What to do with all this information, much of which is being recorded for the first time? Linda Murray, the Dance Division’s Dublin-born curator, has noted that in the library’s vast and diverse dance collection, the largest in the world, Irish dance has always been underrepresented. Helping to fill this gap, all oral histories and video footage from Our Steps will enter the collection and be available to the public. This influx of new research materials lays the groundwork, hopefully, for new strides in Irish dance scholarship and advancements in the field of Irish cultural studies. It will also serve as the jumping-off point for Jean’s new installation and performance, The Stepping Fields, set to premiere at Dublin’s Royal Hibernian Academy in 2021.
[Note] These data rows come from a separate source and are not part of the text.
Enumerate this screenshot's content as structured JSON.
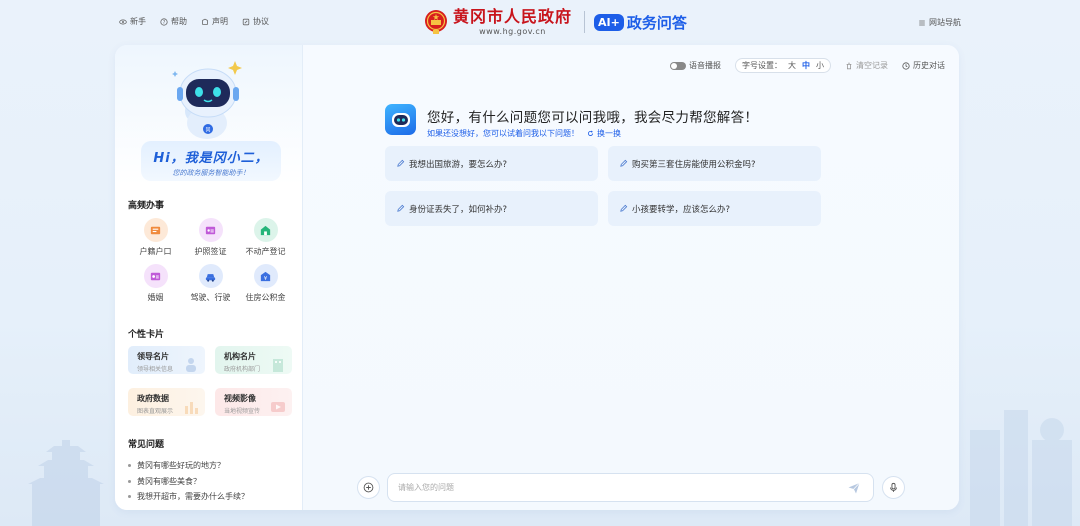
{
  "header": {
    "links": [
      {
        "label": "新手",
        "icon": "eye-icon"
      },
      {
        "label": "帮助",
        "icon": "help-icon"
      },
      {
        "label": "声明",
        "icon": "statement-icon"
      },
      {
        "label": "协议",
        "icon": "agreement-icon"
      }
    ],
    "gov_title": "黄冈市人民政府",
    "gov_url": "www.hg.gov.cn",
    "ai_badge": "AI+",
    "ai_title": "政务问答",
    "site_nav": "网站导航"
  },
  "sidebar": {
    "greeting": "Hi，我是冈小二，",
    "greeting_sub": "您的政务服务智能助手！",
    "services_title": "高频办事",
    "services": [
      {
        "label": "户籍户口",
        "icon": "household-register-icon",
        "color": "#f08a3c"
      },
      {
        "label": "护照签证",
        "icon": "passport-icon",
        "color": "#c05ad8"
      },
      {
        "label": "不动产登记",
        "icon": "property-icon",
        "color": "#26b57a"
      },
      {
        "label": "婚姻",
        "icon": "marriage-icon",
        "color": "#c05ad8"
      },
      {
        "label": "驾驶、行驶",
        "icon": "car-icon",
        "color": "#3a6fe0"
      },
      {
        "label": "住房公积金",
        "icon": "housing-fund-icon",
        "color": "#3a6fe0"
      }
    ],
    "cards_title": "个性卡片",
    "cards": [
      {
        "title": "领导名片",
        "sub": "领导相关信息"
      },
      {
        "title": "机构名片",
        "sub": "政府机构部门"
      },
      {
        "title": "政府数据",
        "sub": "图表直观展示"
      },
      {
        "title": "视频影像",
        "sub": "当地视频宣传"
      }
    ],
    "faq_title": "常见问题",
    "faq": [
      "黄冈有哪些好玩的地方？",
      "黄冈有哪些美食？",
      "我想开超市，需要办什么手续？"
    ]
  },
  "toolbar": {
    "voice": "语音播报",
    "font_label": "字号设置：",
    "font_options": [
      "大",
      "中",
      "小"
    ],
    "font_selected": "中",
    "clear": "清空记录",
    "history": "历史对话"
  },
  "chat": {
    "welcome": "您好，有什么问题您可以问我哦，我会尽力帮您解答！",
    "hint": "如果还没想好，您可以试着问我以下问题！",
    "refresh": "换一换",
    "questions": [
      "我想出国旅游，要怎么办?",
      "购买第三套住房能使用公积金吗?",
      "身份证丢失了，如何补办?",
      "小孩要转学，应该怎么办?"
    ],
    "input_placeholder": "请输入您的问题"
  }
}
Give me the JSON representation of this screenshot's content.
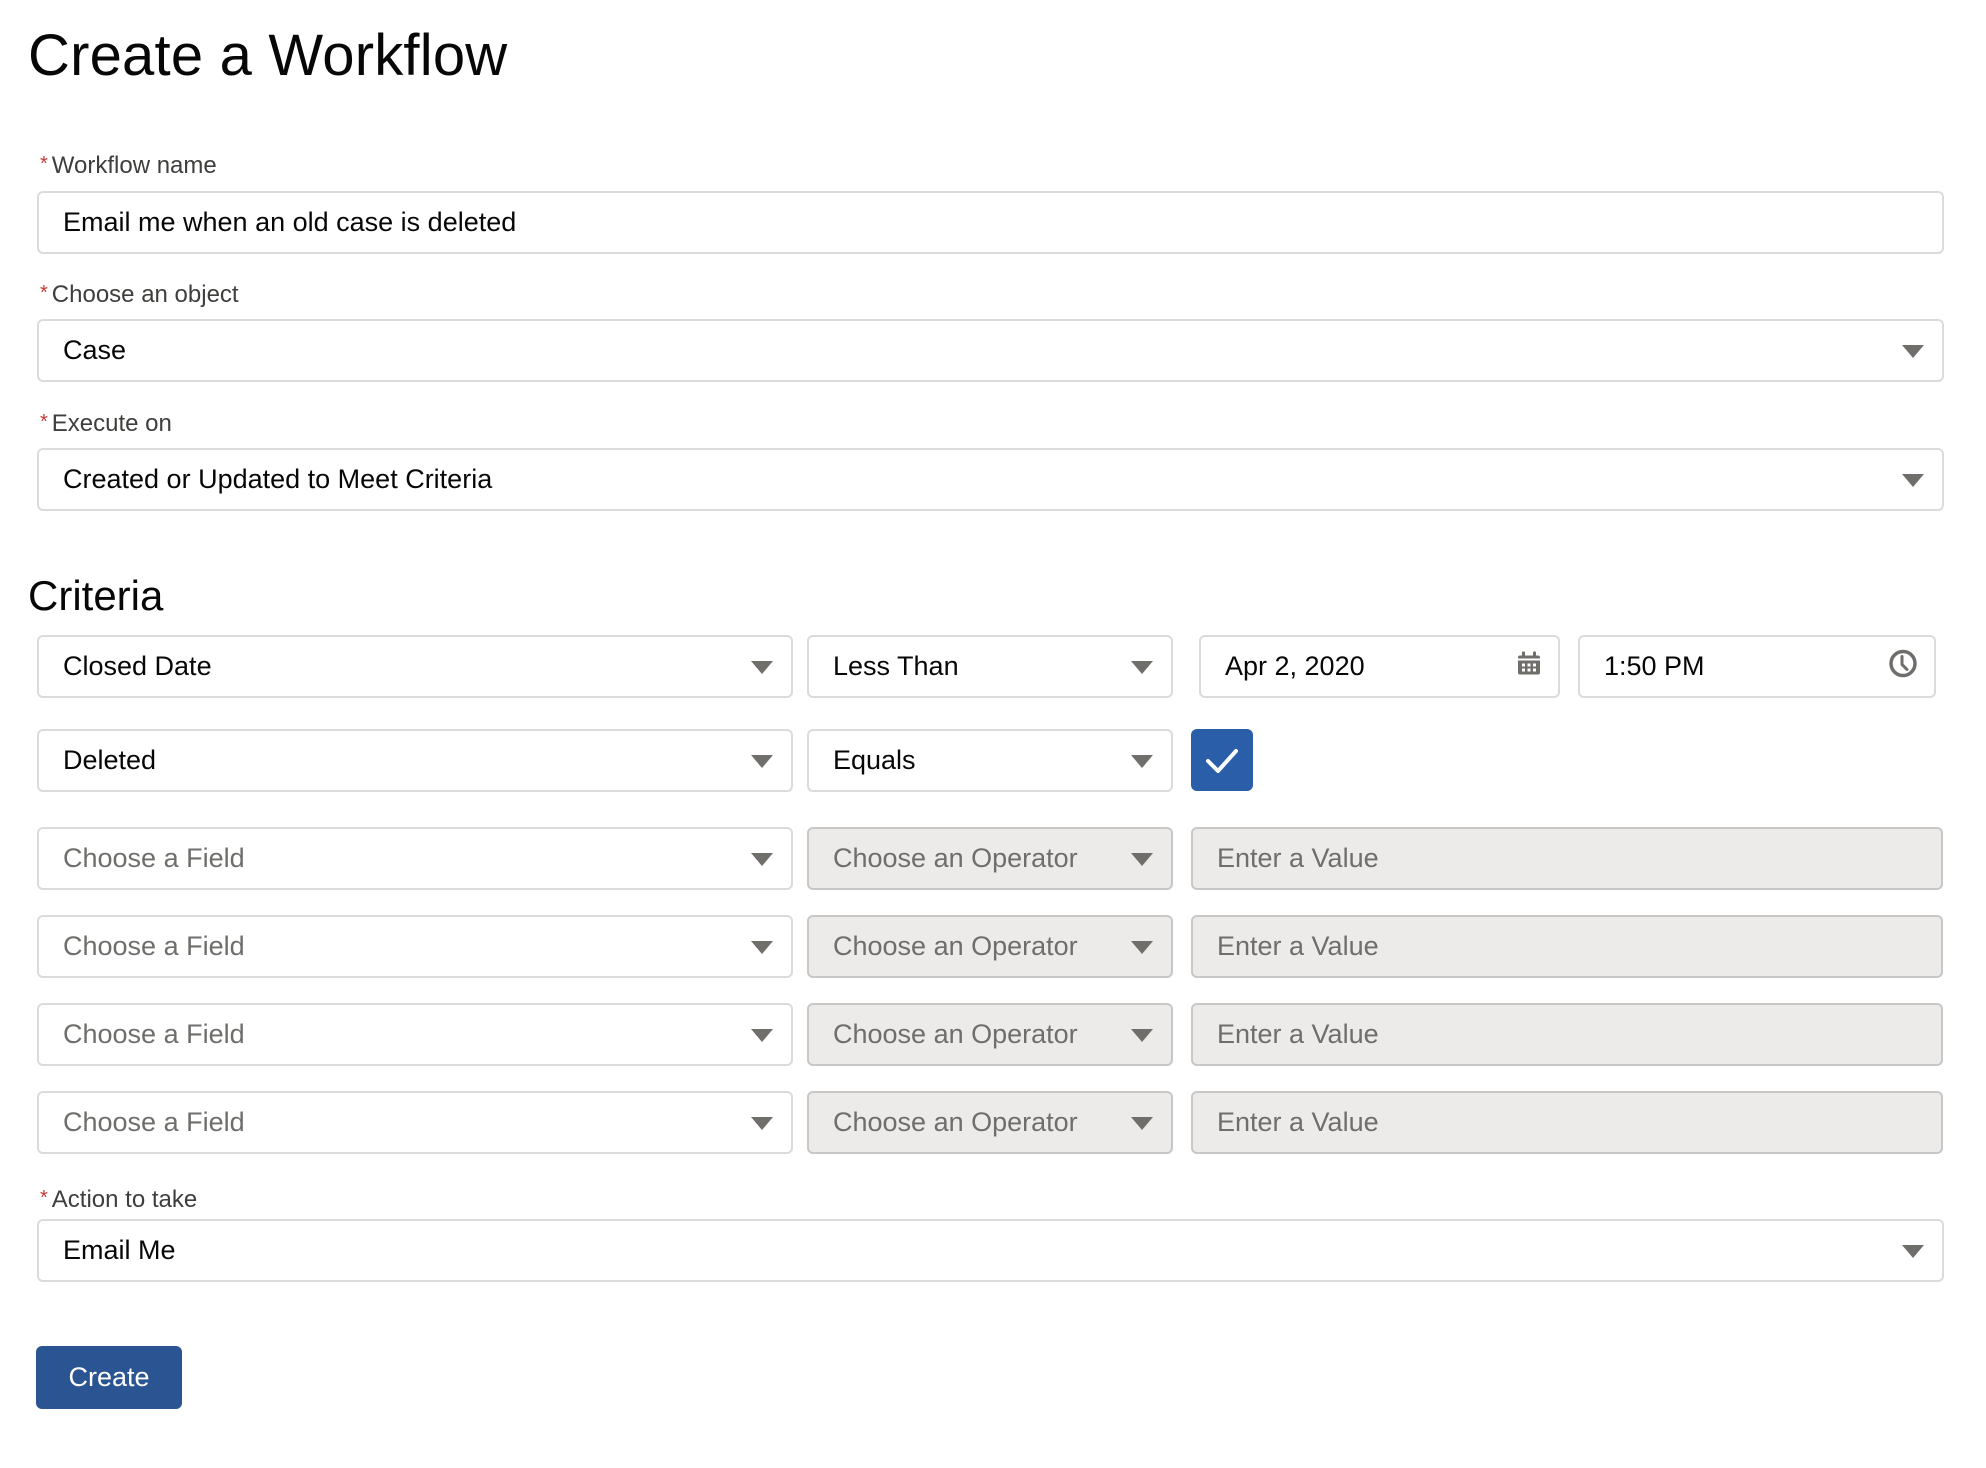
{
  "page": {
    "title": "Create a Workflow"
  },
  "form": {
    "required_marker": "*",
    "workflow_name": {
      "label": "Workflow name",
      "value": "Email me when an old case is deleted"
    },
    "object": {
      "label": "Choose an object",
      "value": "Case"
    },
    "execute_on": {
      "label": "Execute on",
      "value": "Created or Updated to Meet Criteria"
    },
    "criteria": {
      "title": "Criteria",
      "rows": [
        {
          "field": "Closed Date",
          "operator": "Less Than",
          "date": "Apr 2, 2020",
          "time": "1:50 PM"
        },
        {
          "field": "Deleted",
          "operator": "Equals",
          "checked": true
        },
        {
          "field_placeholder": "Choose a Field",
          "operator_placeholder": "Choose an Operator",
          "value_placeholder": "Enter a Value"
        },
        {
          "field_placeholder": "Choose a Field",
          "operator_placeholder": "Choose an Operator",
          "value_placeholder": "Enter a Value"
        },
        {
          "field_placeholder": "Choose a Field",
          "operator_placeholder": "Choose an Operator",
          "value_placeholder": "Enter a Value"
        },
        {
          "field_placeholder": "Choose a Field",
          "operator_placeholder": "Choose an Operator",
          "value_placeholder": "Enter a Value"
        }
      ]
    },
    "action": {
      "label": "Action to take",
      "value": "Email Me"
    },
    "create_label": "Create"
  },
  "colors": {
    "primary_button": "#2b5592",
    "checkbox_checked": "#2a5ea8",
    "required": "#c23934",
    "disabled_bg": "#ecebea"
  }
}
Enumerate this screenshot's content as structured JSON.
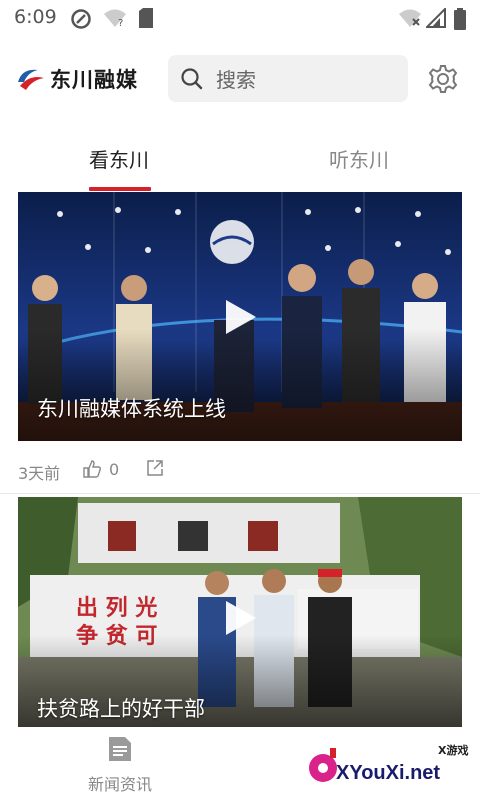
{
  "status_bar": {
    "time": "6:09"
  },
  "header": {
    "brand": "东川融媒",
    "search": {
      "placeholder": "搜索"
    }
  },
  "tabs": [
    {
      "label": "看东川",
      "active": true
    },
    {
      "label": "听东川",
      "active": false
    }
  ],
  "feed": [
    {
      "caption": "东川融媒体系统上线",
      "time_ago": "3天前",
      "likes": "0"
    },
    {
      "caption": "扶贫路上的好干部"
    }
  ],
  "bottom_nav": [
    {
      "label": "新闻资讯",
      "icon": "news-doc-icon"
    }
  ],
  "watermark": {
    "badge": "X游戏",
    "site": "XYouXi.net"
  },
  "colors": {
    "accent": "#d5222a",
    "logo_blue": "#1f5fa8"
  }
}
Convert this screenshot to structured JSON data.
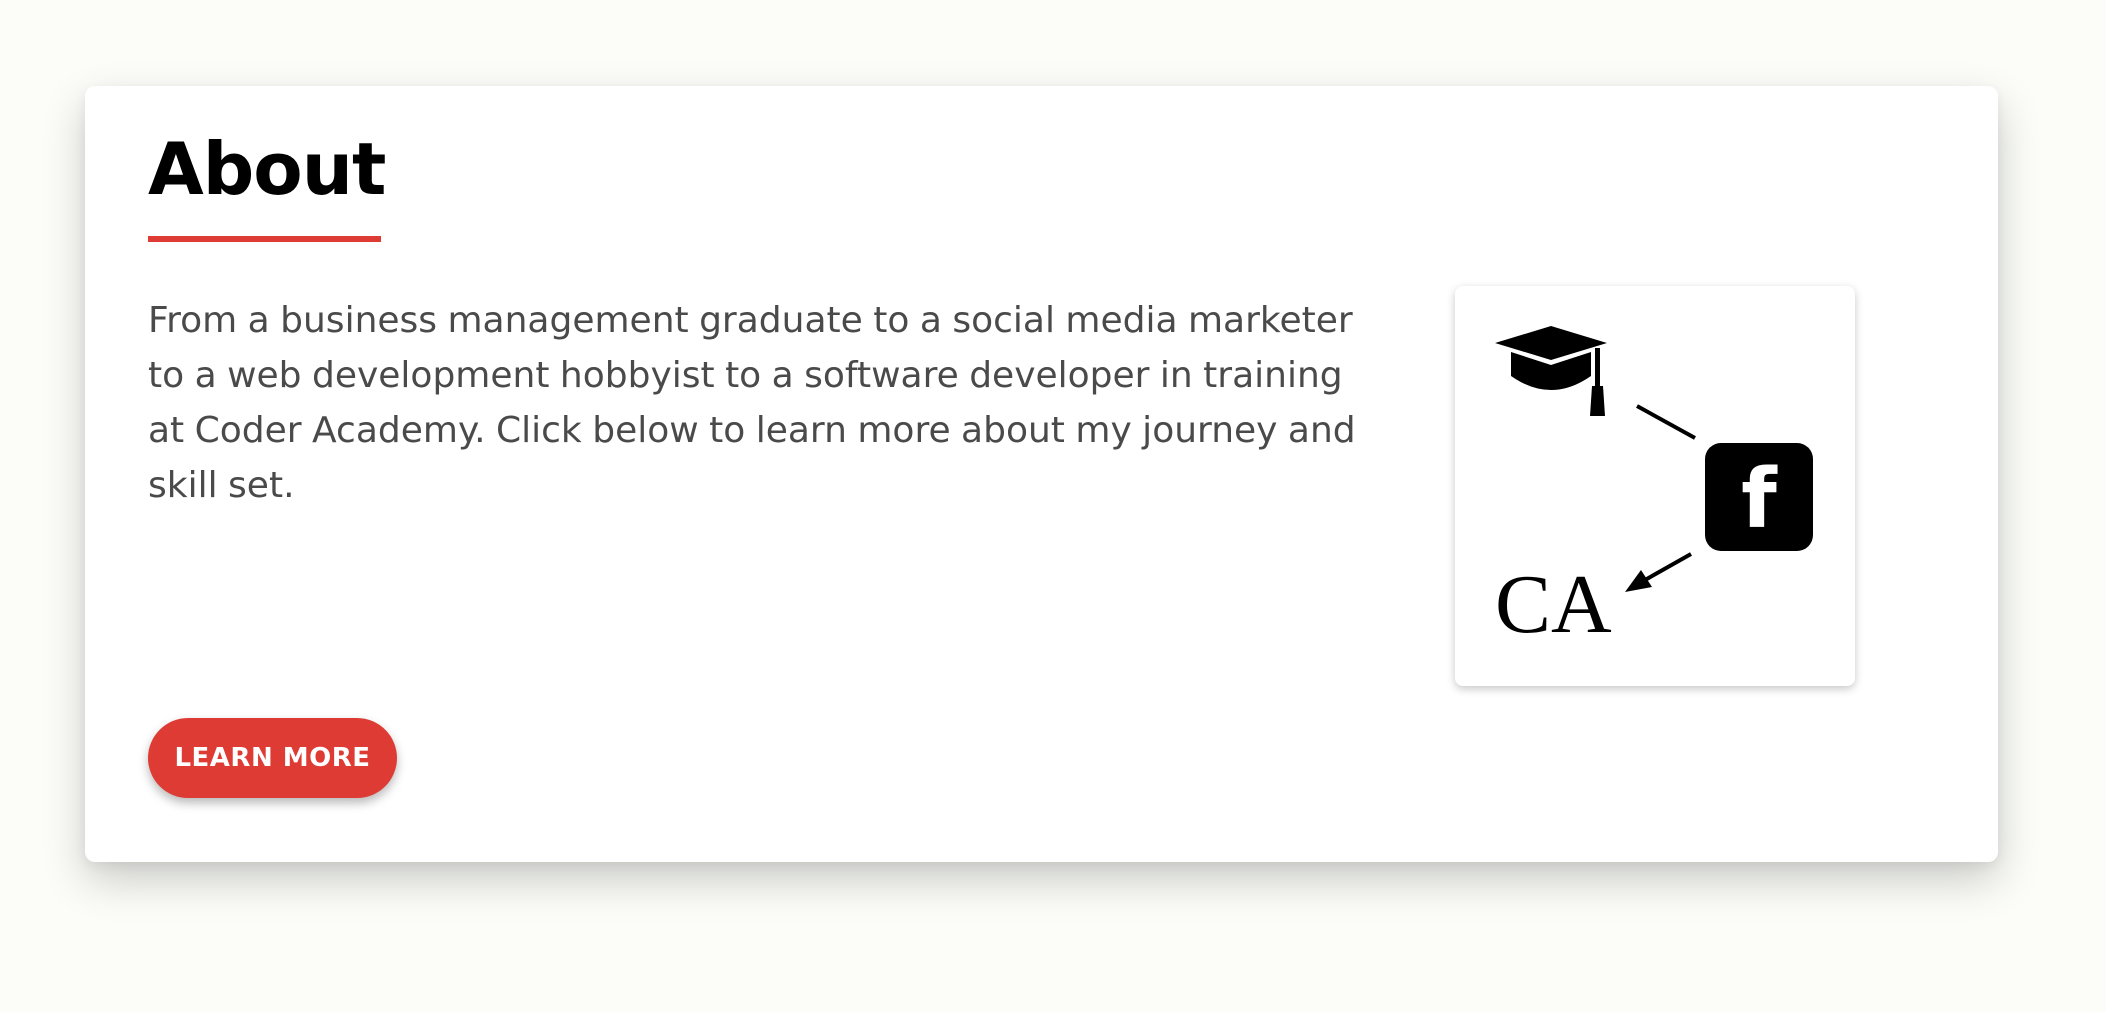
{
  "about": {
    "title": "About",
    "description": "From a business management graduate to a social media marketer to a web development hobbyist to a software developer in training at Coder Academy. Click below to learn more about my journey and skill set.",
    "button_label": "LEARN MORE",
    "accent_color": "#dd3b34"
  },
  "journey_image": {
    "icons": [
      "graduation-cap-icon",
      "facebook-icon",
      "coder-academy-logo"
    ],
    "logo_text": "CA",
    "facebook_glyph": "f"
  }
}
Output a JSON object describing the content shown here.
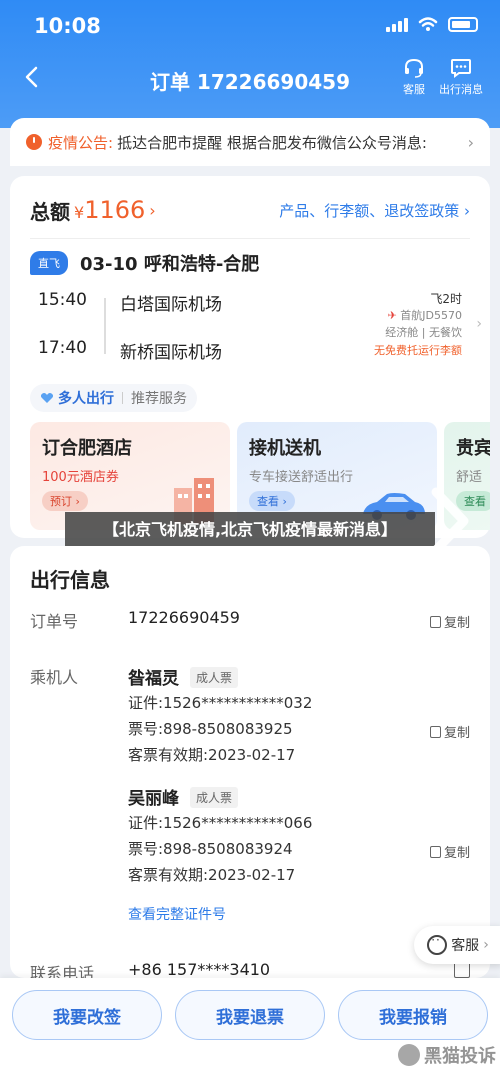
{
  "status": {
    "time": "10:08"
  },
  "nav": {
    "title": "订单 17226690459",
    "service_label": "客服",
    "messages_label": "出行消息"
  },
  "notice": {
    "label": "疫情公告:",
    "text": "抵达合肥市提醒 根据合肥发布微信公众号消息:"
  },
  "order": {
    "total_label": "总额",
    "currency": "¥",
    "total": "1166",
    "links": "产品、行李额、退改签政策"
  },
  "flight": {
    "badge": "直飞",
    "route": "03-10 呼和浩特-合肥",
    "depart_time": "15:40",
    "depart_airport": "白塔国际机场",
    "arrive_time": "17:40",
    "arrive_airport": "新桥国际机场",
    "duration": "飞2时",
    "flight_no": "首航JD5570",
    "cabin": "经济舱 | 无餐饮",
    "baggage": "无免费托运行李额"
  },
  "services": {
    "multi_label": "多人出行",
    "recommend": "推荐服务",
    "hotel": {
      "title": "订合肥酒店",
      "sub": "100元酒店券",
      "btn": "预订"
    },
    "car": {
      "title": "接机送机",
      "sub": "专车接送舒适出行",
      "btn": "查看"
    },
    "vip": {
      "title": "贵宾",
      "sub": "舒适",
      "btn": "查看"
    }
  },
  "overlay_text": "【北京飞机疫情,北京飞机疫情最新消息】",
  "travel": {
    "title": "出行信息",
    "order_no_label": "订单号",
    "order_no": "17226690459",
    "copy": "复制",
    "passenger_label": "乘机人",
    "adult": "成人票",
    "passengers": [
      {
        "name": "昝福灵",
        "id": "证件:1526***********032",
        "ticket": "票号:898-8508083925",
        "valid": "客票有效期:2023-02-17"
      },
      {
        "name": "吴丽峰",
        "id": "证件:1526***********066",
        "ticket": "票号:898-8508083924",
        "valid": "客票有效期:2023-02-17"
      }
    ],
    "view_id": "查看完整证件号",
    "phone_label": "联系电话",
    "phone": "+86 157****3410"
  },
  "cs_float": "客服",
  "buttons": {
    "change": "我要改签",
    "refund": "我要退票",
    "reimburse": "我要报销"
  },
  "watermark": "黑猫投诉",
  "colors": {
    "primary": "#2f8bf5",
    "accent": "#f0612c",
    "link": "#2f7ce8"
  }
}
At a second Dance Division residency in June 2019, Jean turned her attention to fine-tuning dances taught the summer before. Learning a sequence of steps is one thing; understanding their original textures and rhythmic nuances is another. “Less muscle,” she told one dancer, summing up a key distinction between today’s extreme athleticism and the more relaxed style she grew up with in the 1980s. In learning steps from decades past, one of the greatest challenges for the current competitors has been, not surprisingly, to slow down, to resist the urge to fill every millisecond with sound. For them, perfection and speed are inextricably linked; they have learned to keep time at a different pace that, at least for the purposes of competition, shows no signs of relenting. Our Steps proposes that slowing down is not only acceptable; it is essential for moving forward with the integrity of knowing where you came from.
 Our Steps focuses on the competitive circuit overseen by An Coimisiún Le Rincí Gaelacha, the largest and oldest governing organization for Irish dance.
 This essay was written before the Covid-19 pandemic. The opening of The Stepping Fields has since been postponed, along with Our Steps’ first European residency tour of Dublin, Belfast, Glasgow, and London.